Clinton In Iowa Hits Frozen Poll, Spins To Finish

And of course, there are her own long-running hostilities to point to.

“The Republicans have been after me for about 16 years now,” she said in Vinton, updating one of her favorite lines for the New Year. “And much to their dismay, I’m still here.”

The reviews, from the Iowans at her events, at least, have generally been good.

“I think she’s got more experience,” Delane Kalina, an auditor who decided to caucus for Mrs. Clinton, said in Vinton. “And I like her.”

In Iowa Falls, Dawn Parker, an undecided 54-year-old special-education teacher said she planned to see Mr. Obama the next day and had already seen Mr. Edwards several times. But she had liked what she saw and heard from Mrs. Clinton.

“When I listened to her tonight, I hear that she was there, and she can do it,” she said. “She sounds like a student teacher who can take over the classroom without any problems.
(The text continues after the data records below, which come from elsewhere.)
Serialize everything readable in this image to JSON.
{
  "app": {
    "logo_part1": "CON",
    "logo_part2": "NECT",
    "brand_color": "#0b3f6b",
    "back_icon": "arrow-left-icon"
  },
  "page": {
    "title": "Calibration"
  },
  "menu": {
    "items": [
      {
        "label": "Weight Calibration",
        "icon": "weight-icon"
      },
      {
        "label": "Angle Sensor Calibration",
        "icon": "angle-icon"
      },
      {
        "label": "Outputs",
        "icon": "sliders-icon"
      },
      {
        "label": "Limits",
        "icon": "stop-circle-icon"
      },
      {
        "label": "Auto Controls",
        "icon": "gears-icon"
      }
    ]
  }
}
She has the right experience and the right attitude.”

In Keokuk, Paul Wykowski, a 52-year-old worker in a corn milling factory, said he felt suckered by the Bush administration into supporting the war in Iraq the same way she did, so he didn’t hold her authorization for war against her. “It’s easy for Barack Obama to say he was against it, but he didn’t have to stand there and vote,” Mr. Wykowski said.

And in Traer, Jarold Lister, an 80-year-old retired teacher, said Mrs. Clinton’s performance had moved her up to his second choice. (His first choice was Joe Biden.) He said he had supported Mr. Edwards in 2004 and, as a child of the Great Depression, responded positively to his emphasis on fighting poverty. But ultimately, he said, he was leaning toward Mrs. Clinton.
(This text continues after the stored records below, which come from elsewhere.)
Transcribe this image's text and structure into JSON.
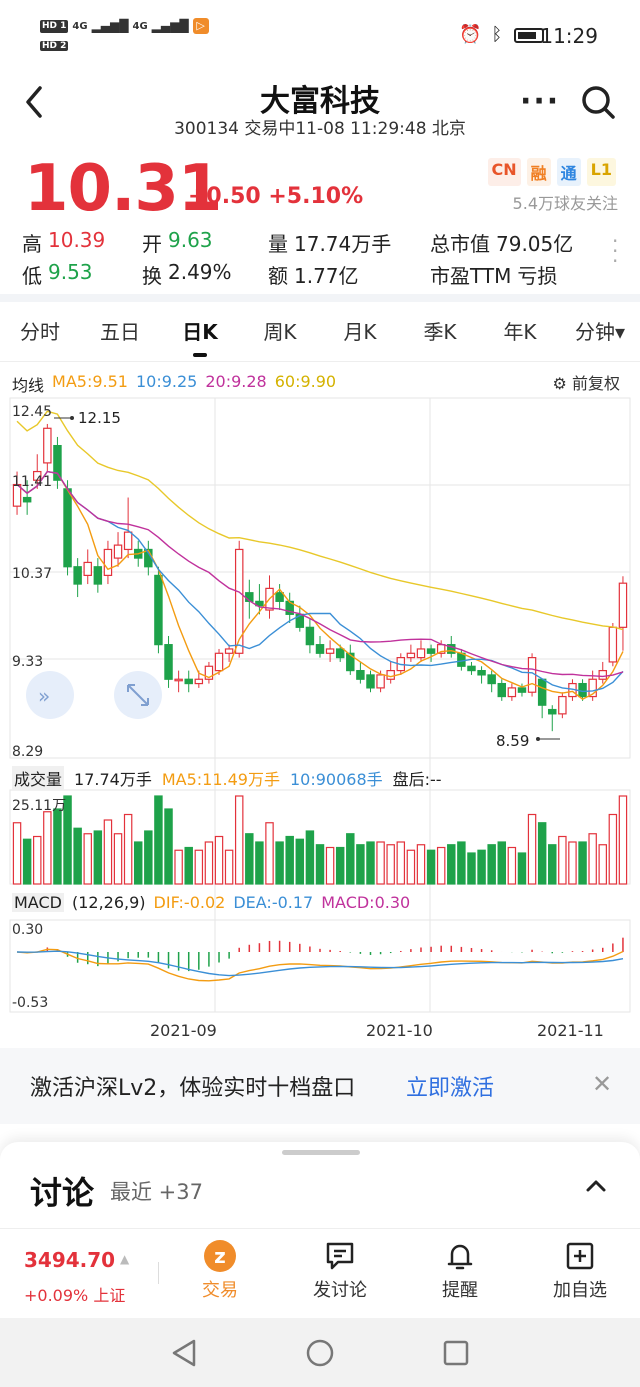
{
  "status": {
    "sim1": "HD 1",
    "sim2": "HD 2",
    "signal": "4G",
    "time": "11:29"
  },
  "header": {
    "stock_name": "大富科技",
    "subtitle": "300134 交易中11-08 11:29:48 北京"
  },
  "quote": {
    "price": "10.31",
    "change": "+0.50 +5.10%",
    "badges": [
      {
        "label": "CN",
        "color": "#e8552a",
        "bg": "#fdeee8"
      },
      {
        "label": "融",
        "color": "#f07f23",
        "bg": "#fdf1e6"
      },
      {
        "label": "通",
        "color": "#2f86e0",
        "bg": "#e8f2fc"
      },
      {
        "label": "L1",
        "color": "#d9a400",
        "bg": "#fdf7df"
      }
    ],
    "followers": "5.4万球友关注",
    "stats": {
      "high_label": "高",
      "high": "10.39",
      "open_label": "开",
      "open": "9.63",
      "vol_label": "量",
      "vol": "17.74万手",
      "mcap_label": "总市值",
      "mcap": "79.05亿",
      "low_label": "低",
      "low": "9.53",
      "turn_label": "换",
      "turn": "2.49%",
      "amt_label": "额",
      "amt": "1.77亿",
      "pe_label": "市盈TTM",
      "pe": "亏损"
    }
  },
  "tabs": [
    "分时",
    "五日",
    "日K",
    "周K",
    "月K",
    "季K",
    "年K",
    "分钟▾"
  ],
  "active_tab": 2,
  "ma": {
    "label": "均线",
    "ma5": "MA5:9.51",
    "ma10": "10:9.25",
    "ma20": "20:9.28",
    "ma60": "60:9.90",
    "adjust": "前复权",
    "colors": {
      "ma5": "#f39c12",
      "ma10": "#3b8fd6",
      "ma20": "#c0329c",
      "ma60": "#e8c82a"
    }
  },
  "price_axis": [
    "12.45",
    "11.41",
    "10.37",
    "9.33",
    "8.29"
  ],
  "marks": {
    "high": "12.15",
    "low": "8.59"
  },
  "volume": {
    "label": "成交量",
    "vol": "17.74万手",
    "ma5": "MA5:11.49万手",
    "ma10": "10:90068手",
    "after": "盘后:--",
    "axis_max": "25.11万"
  },
  "macd": {
    "label": "MACD",
    "params": "(12,26,9)",
    "dif": "DIF:-0.02",
    "dea": "DEA:-0.17",
    "macd": "MACD:0.30",
    "axis_top": "0.30",
    "axis_bottom": "-0.53"
  },
  "dates": [
    "2021-09",
    "2021-10",
    "2021-11"
  ],
  "banner": {
    "text": "激活沪深Lv2，体验实时十档盘口",
    "link": "立即激活"
  },
  "discussion": {
    "title": "讨论",
    "sub": "最近 +37"
  },
  "bottom": {
    "index_value": "3494.70",
    "index_change": "+0.09% 上证",
    "buttons": [
      "交易",
      "发讨论",
      "提醒",
      "加自选"
    ]
  },
  "chart_data": {
    "type": "candlestick",
    "candles": [
      [
        11.2,
        11.45,
        11.6,
        11.1
      ],
      [
        11.3,
        11.25,
        11.5,
        11.1
      ],
      [
        11.5,
        11.6,
        11.8,
        11.4
      ],
      [
        11.7,
        12.1,
        12.15,
        11.6
      ],
      [
        11.9,
        11.5,
        12.0,
        11.4
      ],
      [
        11.4,
        10.5,
        11.5,
        10.4
      ],
      [
        10.5,
        10.3,
        10.6,
        10.15
      ],
      [
        10.4,
        10.55,
        10.7,
        10.3
      ],
      [
        10.5,
        10.3,
        10.6,
        10.2
      ],
      [
        10.4,
        10.7,
        10.8,
        10.3
      ],
      [
        10.6,
        10.75,
        10.9,
        10.5
      ],
      [
        10.7,
        10.9,
        11.3,
        10.6
      ],
      [
        10.7,
        10.6,
        10.8,
        10.5
      ],
      [
        10.7,
        10.5,
        10.8,
        10.4
      ],
      [
        10.4,
        9.6,
        10.5,
        9.5
      ],
      [
        9.6,
        9.2,
        9.7,
        9.1
      ],
      [
        9.2,
        9.2,
        9.3,
        9.05
      ],
      [
        9.2,
        9.15,
        9.3,
        9.05
      ],
      [
        9.15,
        9.2,
        9.3,
        9.1
      ],
      [
        9.2,
        9.35,
        9.4,
        9.15
      ],
      [
        9.3,
        9.5,
        9.55,
        9.25
      ],
      [
        9.5,
        9.55,
        9.6,
        9.4
      ],
      [
        9.5,
        10.7,
        10.8,
        9.45
      ],
      [
        10.2,
        10.1,
        10.35,
        9.9
      ],
      [
        10.1,
        10.05,
        10.3,
        9.95
      ],
      [
        10.0,
        10.25,
        10.4,
        9.9
      ],
      [
        10.2,
        10.1,
        10.3,
        10.0
      ],
      [
        10.1,
        9.95,
        10.2,
        9.85
      ],
      [
        9.95,
        9.8,
        10.05,
        9.75
      ],
      [
        9.8,
        9.6,
        9.9,
        9.5
      ],
      [
        9.6,
        9.5,
        9.7,
        9.45
      ],
      [
        9.5,
        9.55,
        9.65,
        9.4
      ],
      [
        9.55,
        9.45,
        9.6,
        9.4
      ],
      [
        9.5,
        9.3,
        9.6,
        9.25
      ],
      [
        9.3,
        9.2,
        9.4,
        9.15
      ],
      [
        9.25,
        9.1,
        9.3,
        9.05
      ],
      [
        9.1,
        9.25,
        9.3,
        9.05
      ],
      [
        9.2,
        9.3,
        9.4,
        9.15
      ],
      [
        9.3,
        9.45,
        9.5,
        9.25
      ],
      [
        9.45,
        9.5,
        9.6,
        9.4
      ],
      [
        9.45,
        9.55,
        9.65,
        9.4
      ],
      [
        9.55,
        9.5,
        9.6,
        9.4
      ],
      [
        9.5,
        9.6,
        9.65,
        9.45
      ],
      [
        9.6,
        9.5,
        9.7,
        9.45
      ],
      [
        9.5,
        9.35,
        9.55,
        9.3
      ],
      [
        9.35,
        9.3,
        9.4,
        9.25
      ],
      [
        9.3,
        9.25,
        9.35,
        9.15
      ],
      [
        9.25,
        9.15,
        9.3,
        9.05
      ],
      [
        9.15,
        9.0,
        9.2,
        8.95
      ],
      [
        9.0,
        9.1,
        9.15,
        8.95
      ],
      [
        9.1,
        9.05,
        9.15,
        9.0
      ],
      [
        9.05,
        9.45,
        9.5,
        9.0
      ],
      [
        9.2,
        8.9,
        9.2,
        8.75
      ],
      [
        8.85,
        8.8,
        8.9,
        8.6
      ],
      [
        8.8,
        9.0,
        9.05,
        8.75
      ],
      [
        9.0,
        9.15,
        9.2,
        8.95
      ],
      [
        9.15,
        9.0,
        9.2,
        8.95
      ],
      [
        9.0,
        9.2,
        9.3,
        8.95
      ],
      [
        9.2,
        9.3,
        9.4,
        9.15
      ],
      [
        9.4,
        9.8,
        9.85,
        9.35
      ],
      [
        9.8,
        10.31,
        10.39,
        9.53
      ]
    ],
    "price_range": [
      8.29,
      12.45
    ]
  }
}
“I listened to her very closely today and she’s got everything covered,” he said. “Everything that they have, she has, but look—experience matters. Regardless of what they say, being around it means something.”

On New Year’s Eve, as the campaign bus arrived in Des Moines after swerving on slippery roads through a blizzard that turned the entire flat landscape, and even the air outside the windows, white, the single e-mail from Obama campaign spokesman Bill Burton about the Register poll overshadowed the entire day’s hard work for the Clinton campaign.

But the Clintons themselves had no time to exude anything but confidence and smiles. Supporters wearing sparkly green bowler hats and sparkly silver glasses with “Hillary” across the bridge awaited the couple in Capital Square, which was sticky with spilled champagne and beer. After the group Big Head Todd and the Monsters played her campaign anthem, “Blue Sky,” in an endless live loop behind them, the Clintons stuck to the script.

“The people of Iowa have been so wonderful to us,” Mr. Clinton said, shortly before the couple descended to shake hands. (Mrs. Clinton accepted hands extended over the bunting-covered guard rails; her husband reached over them as if rescuing supporters who had been thrown overboard.)

Most of the supporters hadn’t heard about the poll.

“Oh, really,” said Bob Snyder, a 66-year-old volunteer from Des Moines, in a dejected tone. He had spent much of the prior day working the phone banks for Mrs. Clinton, in which a lot of the people he contacted and expected to be for her still declared themselves undecided. “It was surprising.”

The mood, mostly, was defiantly cheery.

One Clinton opposition researcher sang songs he wrote in college. Huma Abedin, Mrs. Clinton’s elegant “body person,” smiled broadly from within a circle of male admirers. Teresa Vilmain, Mrs. Clinton’s Iowa campaign manager, celebrated the discovery of her temporarily misplaced BlackBerry with a pull from her bottle of beer.

At around 1:30 a.m., the most committed, and mostly younger, Clinton staffers headed up to Ms. Vilmain’s apartment for an after-party. They packed in so tightly among the African paintings on the walls and red slinky sculptures on the floor that Ms. Vilmain had to tug—hard—on the arms of departing guests to help get them out the door.

Male guests used her counter tops as levers to pry off bottle caps. One campaign worker looked at a tall man hanging out by the door and shouted, “U.S. Secret Service!” The man lifted his drink in acknowledgment. They flirted and whispered in each other’s ears. Outside the apartment, the hallway’s walls were lined with winter coats and empty beer bottles.

In the morning, the Clinton machine was back at work. With the columnists, television personalities and assorted heavy hitters of the national press now trailing the campaign full time, the first order of business was to counterspin the Register poll. Former Iowa Governor Tom Vilsack did so, in the course of introducing her at an event in Ames, by citing two newer, more favorable voter surveys.

“Two polls out this morning indicate that Senator Clinton is ahead,” he said. “Momentum is on our side. I can feel it.”

Then Mrs. Clinton took the microphone and started again.